[[ Source material, beginning ]]

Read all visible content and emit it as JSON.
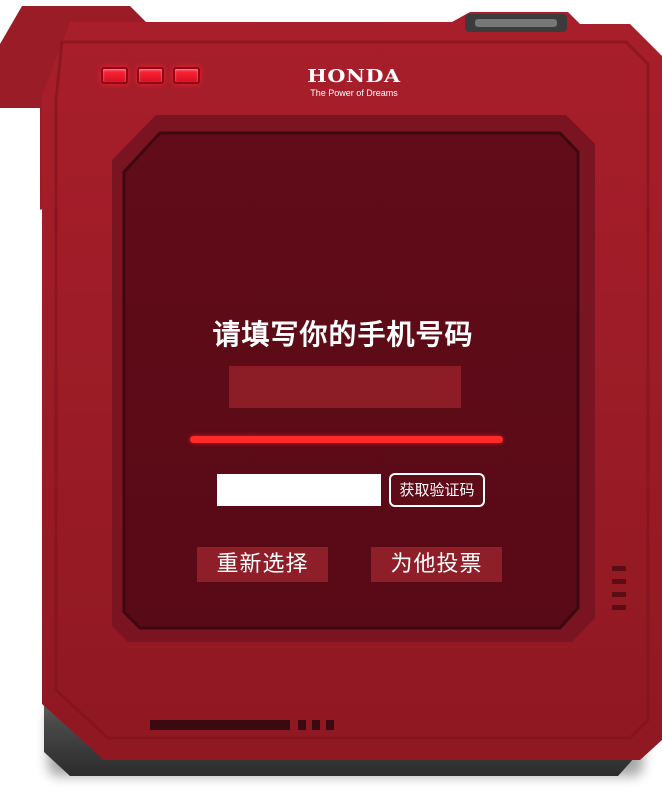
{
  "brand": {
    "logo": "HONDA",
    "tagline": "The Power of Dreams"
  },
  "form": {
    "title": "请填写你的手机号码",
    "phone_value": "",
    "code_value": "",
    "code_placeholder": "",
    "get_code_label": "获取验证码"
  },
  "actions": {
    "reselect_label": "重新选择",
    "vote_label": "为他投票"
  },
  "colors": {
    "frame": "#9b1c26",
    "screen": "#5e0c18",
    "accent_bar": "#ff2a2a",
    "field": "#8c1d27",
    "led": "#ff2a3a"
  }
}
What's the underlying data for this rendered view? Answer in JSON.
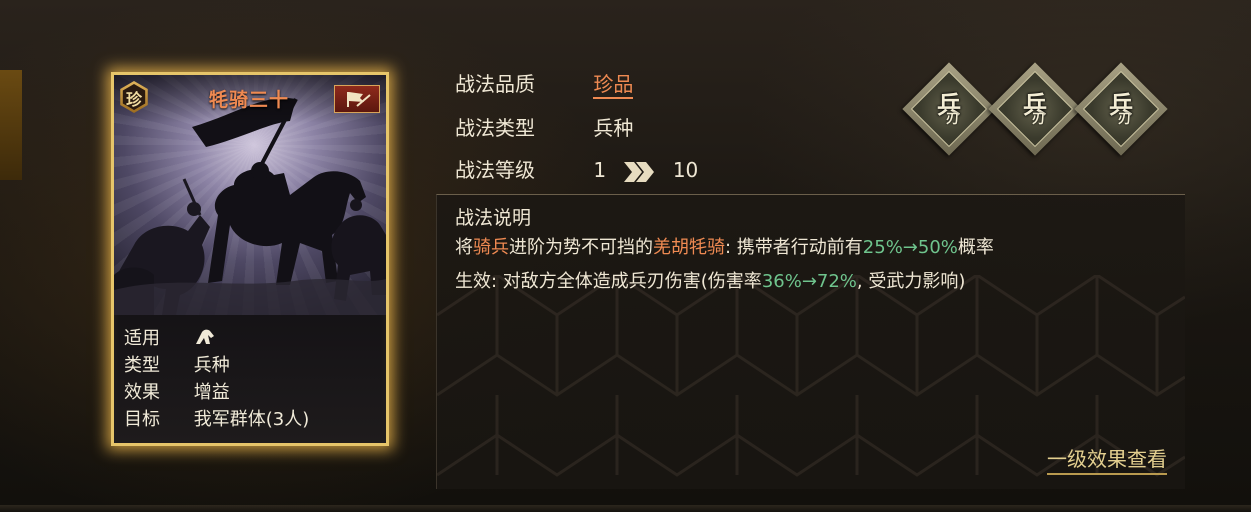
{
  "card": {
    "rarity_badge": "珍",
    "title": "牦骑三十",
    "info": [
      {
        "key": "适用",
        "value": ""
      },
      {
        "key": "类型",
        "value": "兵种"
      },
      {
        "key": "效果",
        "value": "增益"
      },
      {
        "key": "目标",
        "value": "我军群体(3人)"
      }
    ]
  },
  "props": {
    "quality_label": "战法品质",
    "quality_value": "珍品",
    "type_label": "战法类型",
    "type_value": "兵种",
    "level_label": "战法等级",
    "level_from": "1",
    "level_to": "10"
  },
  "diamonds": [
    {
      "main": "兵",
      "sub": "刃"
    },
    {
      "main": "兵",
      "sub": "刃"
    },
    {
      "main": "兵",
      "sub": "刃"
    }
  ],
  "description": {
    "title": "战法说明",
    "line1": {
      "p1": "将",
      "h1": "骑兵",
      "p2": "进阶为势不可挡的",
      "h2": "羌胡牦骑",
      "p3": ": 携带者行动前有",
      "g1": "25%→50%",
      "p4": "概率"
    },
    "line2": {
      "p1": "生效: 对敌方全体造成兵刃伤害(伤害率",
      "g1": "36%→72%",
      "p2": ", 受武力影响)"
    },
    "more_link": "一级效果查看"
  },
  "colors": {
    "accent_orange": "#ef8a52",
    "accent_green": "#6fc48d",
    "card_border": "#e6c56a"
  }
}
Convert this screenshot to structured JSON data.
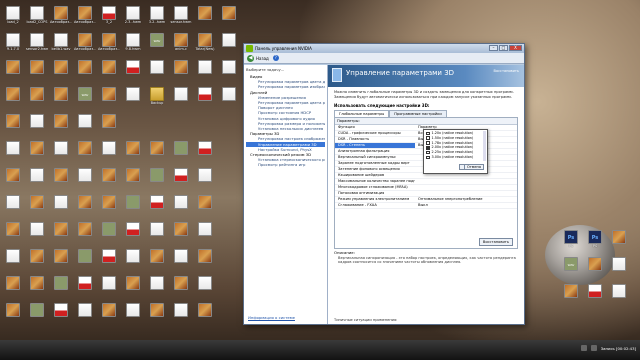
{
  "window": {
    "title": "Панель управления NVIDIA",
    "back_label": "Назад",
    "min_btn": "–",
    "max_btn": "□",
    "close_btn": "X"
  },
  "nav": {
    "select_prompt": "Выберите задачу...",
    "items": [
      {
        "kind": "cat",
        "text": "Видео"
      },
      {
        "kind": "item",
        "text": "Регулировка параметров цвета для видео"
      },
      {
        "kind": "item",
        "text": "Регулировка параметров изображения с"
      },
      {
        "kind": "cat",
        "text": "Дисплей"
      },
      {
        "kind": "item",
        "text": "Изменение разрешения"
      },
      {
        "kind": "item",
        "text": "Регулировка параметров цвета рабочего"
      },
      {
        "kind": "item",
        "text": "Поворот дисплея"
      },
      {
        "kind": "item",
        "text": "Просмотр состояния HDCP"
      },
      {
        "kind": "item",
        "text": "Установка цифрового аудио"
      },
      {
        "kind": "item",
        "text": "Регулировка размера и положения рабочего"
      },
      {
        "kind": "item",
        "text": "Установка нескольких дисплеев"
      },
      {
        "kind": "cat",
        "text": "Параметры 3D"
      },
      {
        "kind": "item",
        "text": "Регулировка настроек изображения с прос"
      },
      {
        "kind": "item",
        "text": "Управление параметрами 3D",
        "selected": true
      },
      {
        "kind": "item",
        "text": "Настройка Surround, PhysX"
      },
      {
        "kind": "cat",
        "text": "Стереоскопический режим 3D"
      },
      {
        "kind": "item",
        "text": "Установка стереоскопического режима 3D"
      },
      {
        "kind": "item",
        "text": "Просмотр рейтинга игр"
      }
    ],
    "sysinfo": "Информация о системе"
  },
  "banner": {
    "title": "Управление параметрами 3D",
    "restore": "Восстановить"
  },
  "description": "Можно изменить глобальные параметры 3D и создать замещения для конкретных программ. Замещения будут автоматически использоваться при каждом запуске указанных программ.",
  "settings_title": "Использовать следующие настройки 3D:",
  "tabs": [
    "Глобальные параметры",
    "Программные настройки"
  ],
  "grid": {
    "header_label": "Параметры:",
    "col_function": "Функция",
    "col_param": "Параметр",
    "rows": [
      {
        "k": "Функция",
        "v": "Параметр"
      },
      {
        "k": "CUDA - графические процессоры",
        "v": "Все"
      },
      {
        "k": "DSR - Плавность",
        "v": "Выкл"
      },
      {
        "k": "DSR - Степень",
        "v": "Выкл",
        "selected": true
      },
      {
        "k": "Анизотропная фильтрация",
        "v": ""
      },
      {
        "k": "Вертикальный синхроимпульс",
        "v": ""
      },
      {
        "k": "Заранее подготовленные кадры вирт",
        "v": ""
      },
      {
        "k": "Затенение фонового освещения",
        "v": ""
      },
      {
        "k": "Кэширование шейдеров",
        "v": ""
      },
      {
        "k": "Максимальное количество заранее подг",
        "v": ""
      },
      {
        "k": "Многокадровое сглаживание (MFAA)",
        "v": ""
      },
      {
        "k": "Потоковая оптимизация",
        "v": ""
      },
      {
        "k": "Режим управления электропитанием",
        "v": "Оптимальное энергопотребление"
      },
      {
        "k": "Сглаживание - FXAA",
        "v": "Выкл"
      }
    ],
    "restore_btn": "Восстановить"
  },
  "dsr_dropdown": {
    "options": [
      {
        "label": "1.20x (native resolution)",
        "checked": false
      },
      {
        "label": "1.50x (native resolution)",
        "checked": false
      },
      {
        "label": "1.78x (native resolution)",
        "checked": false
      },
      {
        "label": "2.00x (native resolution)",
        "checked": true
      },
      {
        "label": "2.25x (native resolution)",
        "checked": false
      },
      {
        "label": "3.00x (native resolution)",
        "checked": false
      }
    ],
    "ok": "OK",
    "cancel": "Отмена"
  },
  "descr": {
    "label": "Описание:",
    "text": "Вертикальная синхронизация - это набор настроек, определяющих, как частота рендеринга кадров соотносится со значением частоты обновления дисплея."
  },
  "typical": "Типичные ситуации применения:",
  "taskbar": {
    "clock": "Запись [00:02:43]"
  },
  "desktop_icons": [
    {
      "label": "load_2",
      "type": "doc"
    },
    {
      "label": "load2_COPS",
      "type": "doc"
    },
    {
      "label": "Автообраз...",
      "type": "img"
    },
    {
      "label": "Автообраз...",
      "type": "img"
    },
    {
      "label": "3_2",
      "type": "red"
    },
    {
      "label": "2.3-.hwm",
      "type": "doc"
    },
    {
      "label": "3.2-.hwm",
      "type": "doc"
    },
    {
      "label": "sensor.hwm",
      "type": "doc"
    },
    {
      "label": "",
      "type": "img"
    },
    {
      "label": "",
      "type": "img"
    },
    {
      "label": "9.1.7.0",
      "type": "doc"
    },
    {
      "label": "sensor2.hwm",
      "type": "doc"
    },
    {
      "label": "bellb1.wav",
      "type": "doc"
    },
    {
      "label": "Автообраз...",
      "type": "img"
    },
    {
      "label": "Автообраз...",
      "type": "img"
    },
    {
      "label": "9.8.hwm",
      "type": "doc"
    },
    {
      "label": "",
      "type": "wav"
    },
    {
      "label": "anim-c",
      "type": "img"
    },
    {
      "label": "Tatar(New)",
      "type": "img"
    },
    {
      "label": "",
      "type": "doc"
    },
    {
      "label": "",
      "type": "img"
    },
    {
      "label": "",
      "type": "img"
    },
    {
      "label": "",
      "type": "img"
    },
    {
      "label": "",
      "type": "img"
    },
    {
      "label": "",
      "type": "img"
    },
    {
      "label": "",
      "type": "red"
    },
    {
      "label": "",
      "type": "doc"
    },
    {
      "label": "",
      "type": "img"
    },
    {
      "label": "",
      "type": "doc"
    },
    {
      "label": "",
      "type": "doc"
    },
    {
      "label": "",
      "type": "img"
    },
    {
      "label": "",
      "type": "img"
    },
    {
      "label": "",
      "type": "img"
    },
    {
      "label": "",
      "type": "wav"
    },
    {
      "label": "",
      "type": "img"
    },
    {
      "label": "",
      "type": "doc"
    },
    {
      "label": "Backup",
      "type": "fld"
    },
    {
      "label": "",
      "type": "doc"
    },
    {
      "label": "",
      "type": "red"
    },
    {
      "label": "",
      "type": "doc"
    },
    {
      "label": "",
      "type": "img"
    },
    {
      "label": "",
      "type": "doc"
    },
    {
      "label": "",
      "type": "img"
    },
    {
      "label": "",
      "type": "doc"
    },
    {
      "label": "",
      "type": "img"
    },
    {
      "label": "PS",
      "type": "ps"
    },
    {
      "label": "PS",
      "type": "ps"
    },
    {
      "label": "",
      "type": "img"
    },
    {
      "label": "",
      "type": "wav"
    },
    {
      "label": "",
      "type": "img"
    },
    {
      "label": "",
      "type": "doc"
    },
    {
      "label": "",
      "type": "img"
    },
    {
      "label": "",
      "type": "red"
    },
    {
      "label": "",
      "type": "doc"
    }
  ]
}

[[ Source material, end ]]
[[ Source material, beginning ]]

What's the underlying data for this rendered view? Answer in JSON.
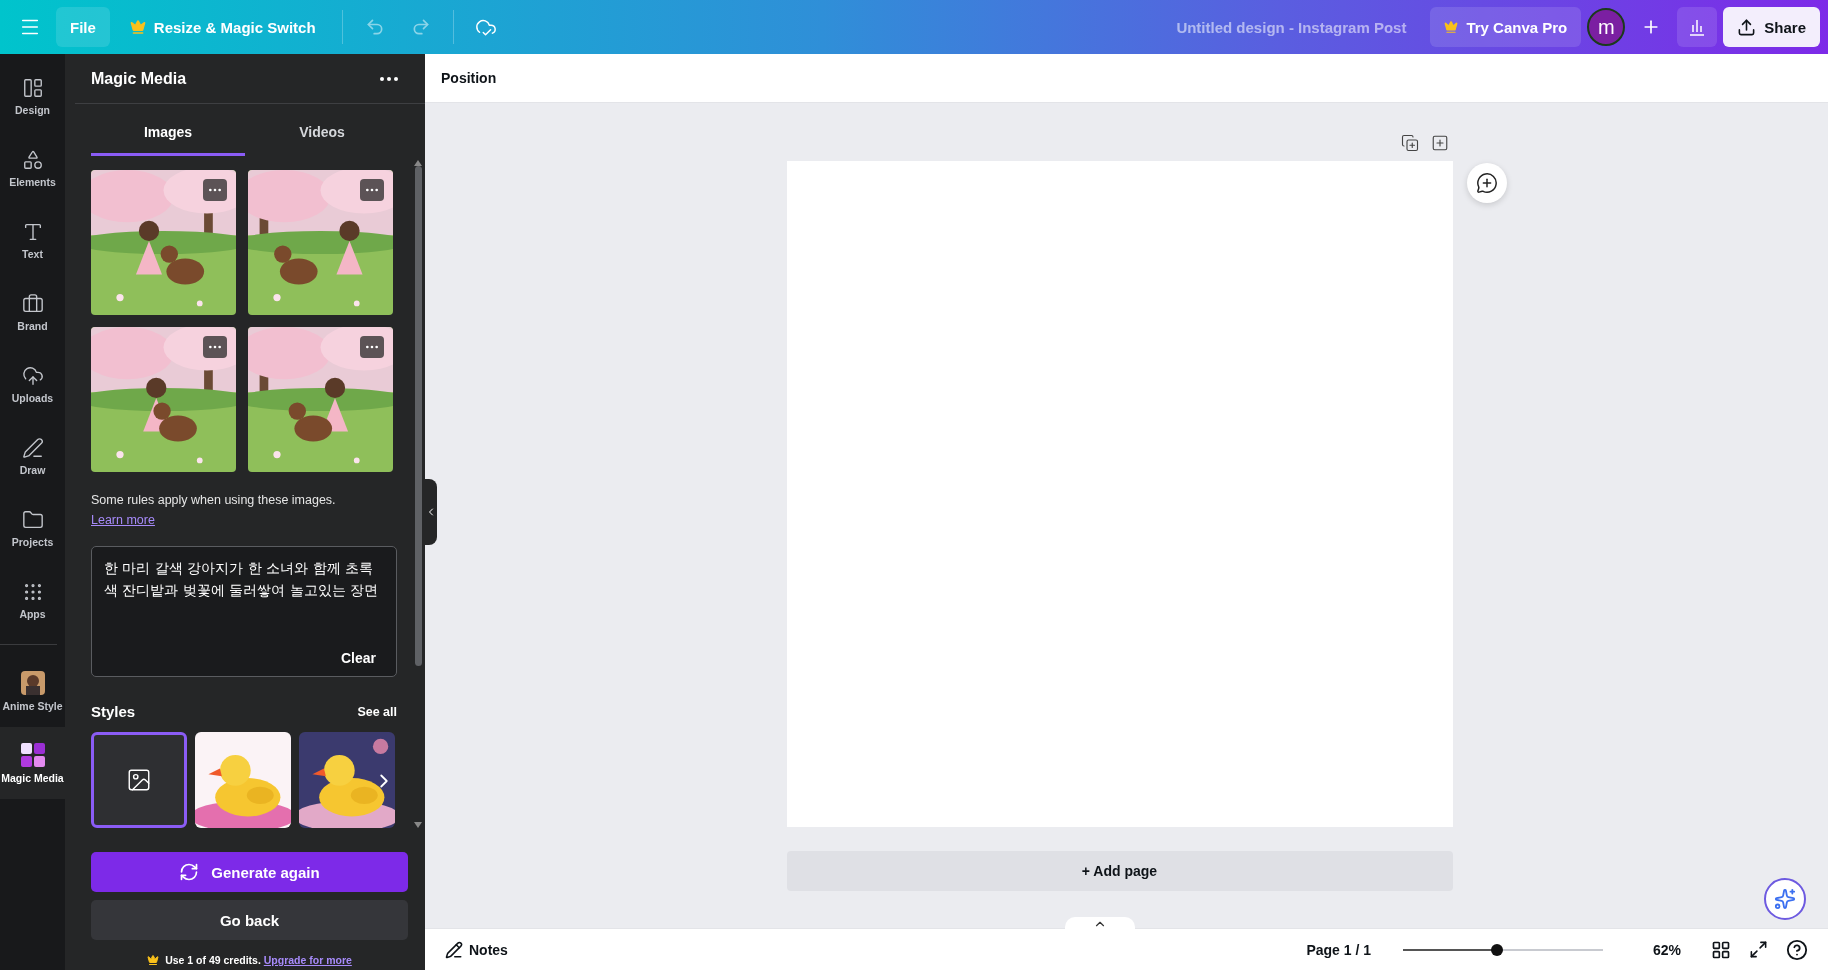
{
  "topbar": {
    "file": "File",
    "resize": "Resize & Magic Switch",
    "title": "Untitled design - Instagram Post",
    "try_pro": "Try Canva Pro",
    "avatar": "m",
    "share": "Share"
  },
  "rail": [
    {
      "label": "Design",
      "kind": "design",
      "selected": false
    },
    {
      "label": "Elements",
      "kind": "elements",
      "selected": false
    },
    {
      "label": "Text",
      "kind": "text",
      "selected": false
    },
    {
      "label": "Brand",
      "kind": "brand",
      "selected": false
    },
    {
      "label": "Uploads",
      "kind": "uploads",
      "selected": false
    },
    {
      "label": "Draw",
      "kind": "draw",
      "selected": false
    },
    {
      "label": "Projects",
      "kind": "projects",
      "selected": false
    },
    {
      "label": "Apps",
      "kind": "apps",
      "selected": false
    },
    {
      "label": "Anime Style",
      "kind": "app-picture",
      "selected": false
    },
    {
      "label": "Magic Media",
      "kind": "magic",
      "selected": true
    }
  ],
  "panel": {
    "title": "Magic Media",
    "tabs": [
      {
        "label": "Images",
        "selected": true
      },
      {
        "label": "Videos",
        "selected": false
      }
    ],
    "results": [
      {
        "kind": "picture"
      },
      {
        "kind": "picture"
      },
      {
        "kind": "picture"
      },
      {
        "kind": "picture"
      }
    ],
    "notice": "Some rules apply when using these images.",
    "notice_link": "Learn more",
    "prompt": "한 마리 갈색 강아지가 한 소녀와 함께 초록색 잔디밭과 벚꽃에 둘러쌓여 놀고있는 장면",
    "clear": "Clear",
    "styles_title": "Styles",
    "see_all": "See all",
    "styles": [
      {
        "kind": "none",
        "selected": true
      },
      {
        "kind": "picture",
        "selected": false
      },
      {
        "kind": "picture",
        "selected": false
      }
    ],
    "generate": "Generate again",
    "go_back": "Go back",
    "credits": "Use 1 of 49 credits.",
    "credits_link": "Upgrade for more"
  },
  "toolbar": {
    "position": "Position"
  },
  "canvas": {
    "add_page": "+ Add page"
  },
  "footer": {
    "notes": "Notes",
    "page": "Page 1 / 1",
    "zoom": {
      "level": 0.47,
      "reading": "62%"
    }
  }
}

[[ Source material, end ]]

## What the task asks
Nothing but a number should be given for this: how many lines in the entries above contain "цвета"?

## Solved exercise
2